Honourable Sheila Malcolmson
Minister of Mental Health and Addictions
Dear Minister Malcolmson:
The BC Coroners Report that was published today (February 11, 2021) reveals that 324 women died of drug overdose in British Columbia in 2020.
From our frontline work we know that women often turn to drugs and alcohol to cope with the violation of their bodily autonomy and the intense feelings of blame and shame that are heaped on women in the aftermath of sexual violence. Further, we see that men use drugs and alcohol to facilitate attacks or as part of gaining and maintaining control over women. 65% of women in the sex trade who call us disclose a dependency on alcohol and/or drugs. Some women told us that they were first dependent on drugs (most often as a coping response to past sexual violence) and turned to prostitution as a means to pay for the drugs. Other women told us that they started using drugs or alcohol frequently as a way to cope with the experience of prostitution.
When we call on behalf of women trying to access detox services, we are told that the waitlist to get a detox bed is 4 days long and wait times for residential treatment centres are routinely between 4-12 weeks. As detox is a prerequisite to get into a residential treatment centre, calling for space represents the first of many steps that a woman seeking support for addiction must take. Much can change between that initial call and a bed becoming available. British Columbia must ensure that detox beds are available on demand and provide immediate entry into long term treatment centres.
We welcome the recent funding announcement that directs $16 million toward new treatment beds in British Columbia but we echo the concern that many community advocates have raised regarding the standard of care provided in these facilities. We also must stress the necessity of women-only detox and treatment centres. Women frequently report to us being targeted by men in mixed-sex treatment centres and in AA/NA groups. Women must be afforded a safe place to focus on building a life free from addiction and male violence.
Of course, detox and recovery services on demand are crucial but cannot replace an adequate response to women’s poverty, scarcity of safe and affordable housing, and men’s violence against women.

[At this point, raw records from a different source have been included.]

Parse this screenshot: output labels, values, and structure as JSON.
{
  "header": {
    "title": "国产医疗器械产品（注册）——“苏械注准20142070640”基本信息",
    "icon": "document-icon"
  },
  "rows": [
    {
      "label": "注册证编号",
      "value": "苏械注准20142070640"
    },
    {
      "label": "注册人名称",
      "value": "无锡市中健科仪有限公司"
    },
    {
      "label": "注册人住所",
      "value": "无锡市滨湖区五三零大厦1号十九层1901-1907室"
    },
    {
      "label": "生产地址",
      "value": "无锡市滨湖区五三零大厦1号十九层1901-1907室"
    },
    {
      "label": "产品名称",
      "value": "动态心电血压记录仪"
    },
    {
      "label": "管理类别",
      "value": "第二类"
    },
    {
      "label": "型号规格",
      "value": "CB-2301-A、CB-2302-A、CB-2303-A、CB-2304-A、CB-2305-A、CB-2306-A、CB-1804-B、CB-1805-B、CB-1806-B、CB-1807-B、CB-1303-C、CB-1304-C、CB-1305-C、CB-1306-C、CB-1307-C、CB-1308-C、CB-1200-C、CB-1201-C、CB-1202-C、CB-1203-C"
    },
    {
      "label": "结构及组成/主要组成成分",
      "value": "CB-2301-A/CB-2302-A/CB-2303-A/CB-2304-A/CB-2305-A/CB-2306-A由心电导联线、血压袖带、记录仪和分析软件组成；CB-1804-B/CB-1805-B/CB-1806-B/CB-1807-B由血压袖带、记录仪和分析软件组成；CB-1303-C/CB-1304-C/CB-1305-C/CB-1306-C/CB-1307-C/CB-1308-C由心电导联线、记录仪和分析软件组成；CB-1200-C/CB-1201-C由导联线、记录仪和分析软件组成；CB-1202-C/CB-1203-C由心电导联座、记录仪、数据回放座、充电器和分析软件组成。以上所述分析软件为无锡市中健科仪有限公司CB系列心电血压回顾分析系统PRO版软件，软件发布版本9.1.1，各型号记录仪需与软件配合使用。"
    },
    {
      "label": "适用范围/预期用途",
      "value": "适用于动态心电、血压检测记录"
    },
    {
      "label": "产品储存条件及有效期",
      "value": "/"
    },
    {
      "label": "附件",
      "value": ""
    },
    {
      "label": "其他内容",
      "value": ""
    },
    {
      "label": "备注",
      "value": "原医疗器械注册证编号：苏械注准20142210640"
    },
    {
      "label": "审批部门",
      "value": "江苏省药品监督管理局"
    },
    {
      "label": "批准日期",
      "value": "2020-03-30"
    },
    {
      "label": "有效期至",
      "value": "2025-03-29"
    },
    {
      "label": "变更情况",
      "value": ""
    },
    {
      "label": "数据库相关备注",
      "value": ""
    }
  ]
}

We expect the provincial government to implement an immediate, effective and comprehensive response to these issues. British Columbia can and must do better for women.
Laurel McBride, For the collective of Vancouver Rape Relief and Women’s Shelter